Data entries
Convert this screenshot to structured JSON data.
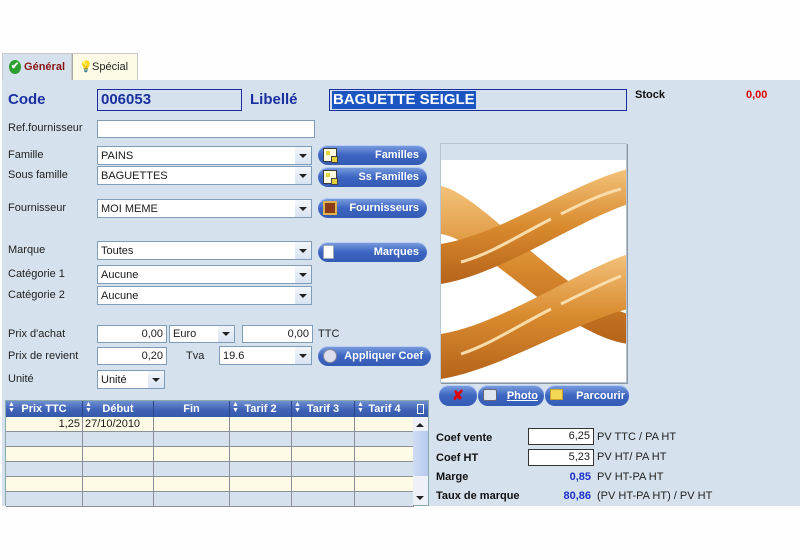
{
  "tabs": [
    {
      "label": "Général",
      "icon": "check-circle-icon",
      "active": true
    },
    {
      "label": "Spécial",
      "icon": "lightbulb-icon",
      "active": false
    }
  ],
  "header": {
    "code_label": "Code",
    "code_value": "006053",
    "libelle_label": "Libellé",
    "libelle_value": "BAGUETTE SEIGLE",
    "stock_label": "Stock",
    "stock_value": "0,00"
  },
  "form": {
    "ref_fournisseur": {
      "label": "Ref.fournisseur",
      "value": ""
    },
    "famille": {
      "label": "Famille",
      "value": "PAINS"
    },
    "sous_famille": {
      "label": "Sous famille",
      "value": "BAGUETTES"
    },
    "fournisseur": {
      "label": "Fournisseur",
      "value": "MOI MEME"
    },
    "marque": {
      "label": "Marque",
      "value": "Toutes"
    },
    "categorie1": {
      "label": "Catégorie 1",
      "value": "Aucune"
    },
    "categorie2": {
      "label": "Catégorie 2",
      "value": "Aucune"
    },
    "prix_achat": {
      "label": "Prix d'achat",
      "value": "0,00",
      "currency": "Euro",
      "ttc_value": "0,00",
      "ttc_label": "TTC"
    },
    "prix_revient": {
      "label": "Prix de revient",
      "value": "0,20"
    },
    "tva": {
      "label": "Tva",
      "value": "19.6"
    },
    "unite": {
      "label": "Unité",
      "value": "Unité"
    }
  },
  "buttons": {
    "familles": "Familles",
    "ss_familles": "Ss Familles",
    "fournisseurs": "Fournisseurs",
    "marques": "Marques",
    "appliquer_coef": "Appliquer Coef",
    "photo": "Photo",
    "parcourir": "Parcourir"
  },
  "tarifs_table": {
    "columns": [
      "Prix TTC",
      "Début",
      "Fin",
      "Tarif 2",
      "Tarif 3",
      "Tarif 4"
    ],
    "rows": [
      [
        "1,25",
        "27/10/2010",
        "",
        "",
        "",
        ""
      ],
      [
        "",
        "",
        "",
        "",
        "",
        ""
      ],
      [
        "",
        "",
        "",
        "",
        "",
        ""
      ],
      [
        "",
        "",
        "",
        "",
        "",
        ""
      ],
      [
        "",
        "",
        "",
        "",
        "",
        ""
      ],
      [
        "",
        "",
        "",
        "",
        "",
        ""
      ]
    ]
  },
  "coefs": {
    "coef_vente": {
      "label": "Coef vente",
      "value": "6,25",
      "formula": "PV TTC / PA HT"
    },
    "coef_ht": {
      "label": "Coef HT",
      "value": "5,23",
      "formula": "PV HT/ PA HT"
    },
    "marge": {
      "label": "Marge",
      "value": "0,85",
      "formula": "PV HT-PA HT"
    },
    "taux_marque": {
      "label": "Taux de marque",
      "value": "80,86",
      "formula": "(PV HT-PA HT) / PV HT"
    }
  },
  "photo": {
    "alt": "Baguettes"
  },
  "colors": {
    "panel_bg": "#d5e2ee",
    "accent_blue": "#1a2fa0",
    "stock_red": "#e00000",
    "value_blue": "#1a2fc8"
  }
}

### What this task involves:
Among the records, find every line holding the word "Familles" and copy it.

### Written reply:
    "familles": "Familles",
    "ss_familles": "Ss Familles",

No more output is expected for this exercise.